§ **WHAT NEEDS TO BE DONE**
What you produce should be every line from the data that includes "selected".
╭─ THE INPUT
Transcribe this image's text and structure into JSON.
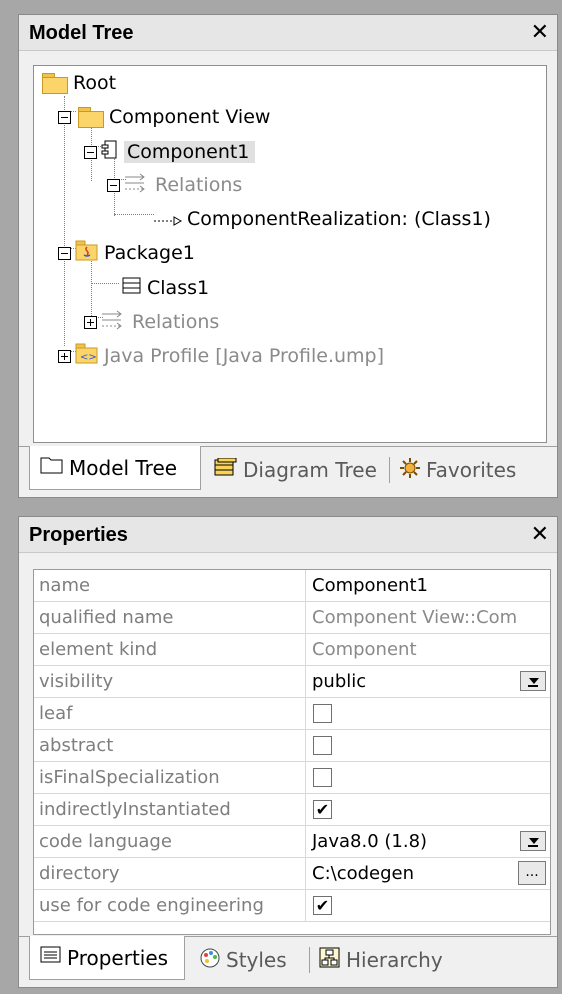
{
  "model_tree": {
    "title": "Model Tree",
    "close_glyph": "✕",
    "items": [
      {
        "label": "Root",
        "icon": "folder-icon"
      },
      {
        "label": "Component View",
        "icon": "folder-icon"
      },
      {
        "label": "Component1",
        "icon": "component-icon"
      },
      {
        "label": "Relations",
        "icon": "relations-icon"
      },
      {
        "label": "ComponentRealization:  (Class1)",
        "icon": "realization-arrow-icon"
      },
      {
        "label": "Package1",
        "icon": "java-package-icon"
      },
      {
        "label": "Class1",
        "icon": "class-icon"
      },
      {
        "label": "Relations",
        "icon": "relations-icon"
      },
      {
        "label": "Java Profile [Java Profile.ump]",
        "icon": "profile-package-icon"
      }
    ],
    "tabs": [
      {
        "label": "Model Tree",
        "icon": "folder-icon",
        "active": true
      },
      {
        "label": "Diagram Tree",
        "icon": "diagram-tree-icon",
        "active": false
      },
      {
        "label": "Favorites",
        "icon": "favorites-icon",
        "active": false
      }
    ]
  },
  "properties": {
    "title": "Properties",
    "close_glyph": "✕",
    "rows": [
      {
        "name": "name",
        "value": "Component1"
      },
      {
        "name": "qualified name",
        "value": "Component View::Com"
      },
      {
        "name": "element kind",
        "value": "Component"
      },
      {
        "name": "visibility",
        "value": "public"
      },
      {
        "name": "leaf",
        "value": ""
      },
      {
        "name": "abstract",
        "value": ""
      },
      {
        "name": "isFinalSpecialization",
        "value": ""
      },
      {
        "name": "indirectlyInstantiated",
        "value": "✔"
      },
      {
        "name": "code language",
        "value": "Java8.0 (1.8)"
      },
      {
        "name": "directory",
        "value": "C:\\codegen"
      },
      {
        "name": "use for code engineering",
        "value": "✔"
      }
    ],
    "ellipsis": "...",
    "tabs": [
      {
        "label": "Properties",
        "icon": "properties-icon",
        "active": true
      },
      {
        "label": "Styles",
        "icon": "styles-palette-icon",
        "active": false
      },
      {
        "label": "Hierarchy",
        "icon": "hierarchy-icon",
        "active": false
      }
    ]
  }
}
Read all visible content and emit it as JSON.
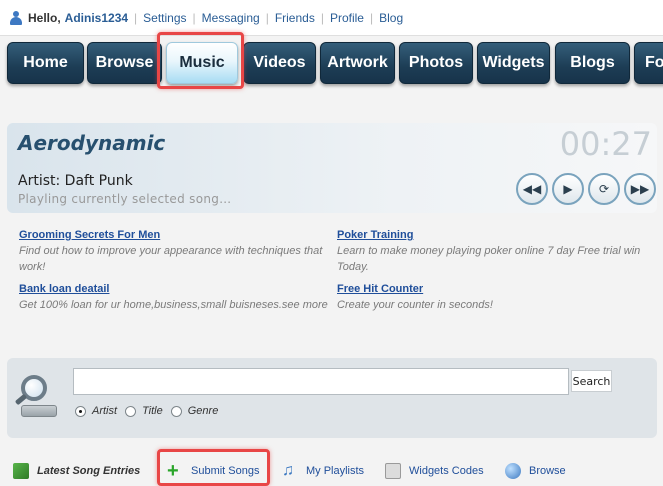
{
  "topbar": {
    "hello": "Hello,",
    "username": "Adinis1234",
    "links": [
      "Settings",
      "Messaging",
      "Friends",
      "Profile",
      "Blog"
    ]
  },
  "nav": {
    "tabs": [
      "Home",
      "Browse",
      "Music",
      "Videos",
      "Artwork",
      "Photos",
      "Widgets",
      "Blogs",
      "Fo"
    ],
    "active": "Music"
  },
  "player": {
    "song_title": "Aerodynamic",
    "time": "00:27",
    "artist_label": "Artist:",
    "artist": "Daft Punk",
    "status": "Playling currently selected song…",
    "controls": [
      "rewind-icon",
      "play-icon",
      "repeat-icon",
      "fast-forward-icon"
    ]
  },
  "ads": [
    {
      "title": "Grooming Secrets For Men",
      "desc": "Find out how to improve your appearance with techniques that work!"
    },
    {
      "title": "Poker Training",
      "desc": "Learn to make money playing poker online 7 day Free trial win Today."
    },
    {
      "title": "Bank loan deatail",
      "desc": "Get 100% loan for ur home,business,small buisneses.see more"
    },
    {
      "title": "Free Hit Counter",
      "desc": "Create your counter in seconds!"
    }
  ],
  "search": {
    "value": "",
    "placeholder": "",
    "button": "Search",
    "options": [
      "Artist",
      "Title",
      "Genre"
    ],
    "selected": "Artist"
  },
  "bottombar": {
    "latest": "Latest Song Entries",
    "submit": "Submit Songs",
    "playlists": "My Playlists",
    "widgets": "Widgets Codes",
    "browse": "Browse"
  },
  "colors": {
    "nav_dark": "#1d3d55",
    "nav_active": "#a7dcf3",
    "link": "#1f4e9a",
    "highlight": "#e84646"
  }
}
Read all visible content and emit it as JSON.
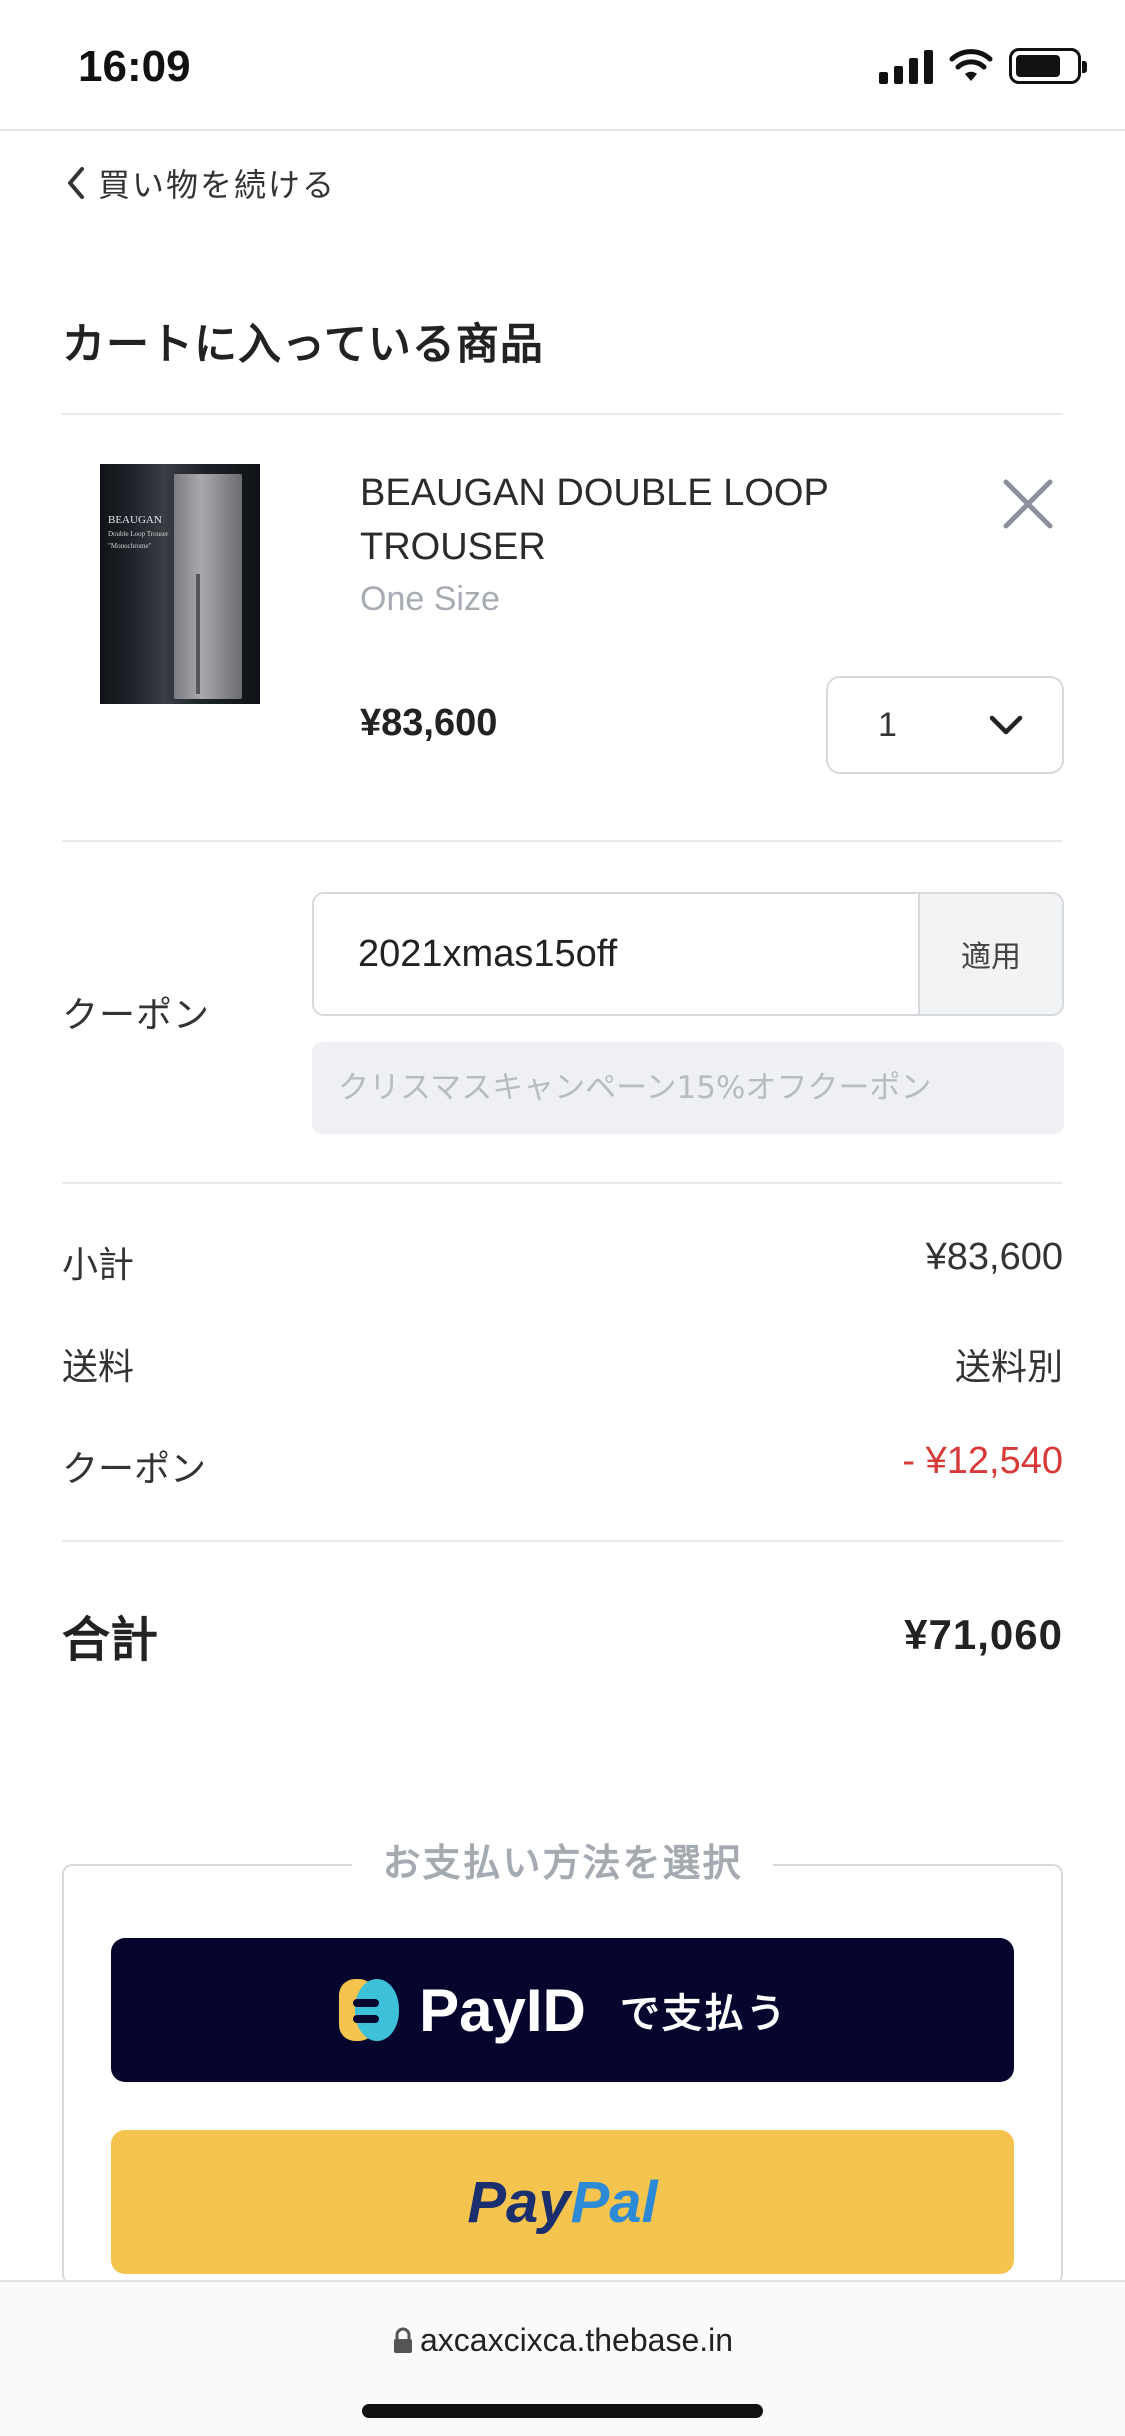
{
  "status_bar": {
    "time": "16:09"
  },
  "back_link": {
    "label": "買い物を続ける"
  },
  "cart": {
    "title": "カートに入っている商品"
  },
  "product": {
    "name": "BEAUGAN DOUBLE LOOP TROUSER",
    "variant": "One Size",
    "price": "¥83,600",
    "quantity": "1",
    "image_text": [
      "BEAUGAN",
      "Double Loop Trouser",
      "\"Monochrome\""
    ]
  },
  "coupon": {
    "label": "クーポン",
    "code": "2021xmas15off",
    "apply_label": "適用",
    "description": "クリスマスキャンペーン15%オフクーポン"
  },
  "summary": {
    "subtotal_label": "小計",
    "subtotal_value": "¥83,600",
    "shipping_label": "送料",
    "shipping_value": "送料別",
    "coupon_label": "クーポン",
    "coupon_value": "- ¥12,540",
    "total_label": "合計",
    "total_value": "¥71,060"
  },
  "payment": {
    "legend": "お支払い方法を選択",
    "payid_brand": "PayID",
    "payid_suffix": "で支払う",
    "paypal_part1": "Pay",
    "paypal_part2": "Pal"
  },
  "browser": {
    "url": "axcaxcixca.thebase.in"
  },
  "colors": {
    "discount": "#d83a3a",
    "payid_bg": "#05052d",
    "paypal_bg": "#f5c44f",
    "paypal_dark": "#1b2f6e",
    "paypal_light": "#2c8ad6",
    "muted_text": "#a5aab1"
  },
  "icons": [
    "signal-icon",
    "wifi-icon",
    "battery-icon",
    "chevron-left-icon",
    "close-icon",
    "chevron-down-icon",
    "payid-logo-icon",
    "lock-icon"
  ]
}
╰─
§ **RESULT FOR THIS EXERCISE**
    "status": "Playling currently selected song…",
    "selected": "Artist"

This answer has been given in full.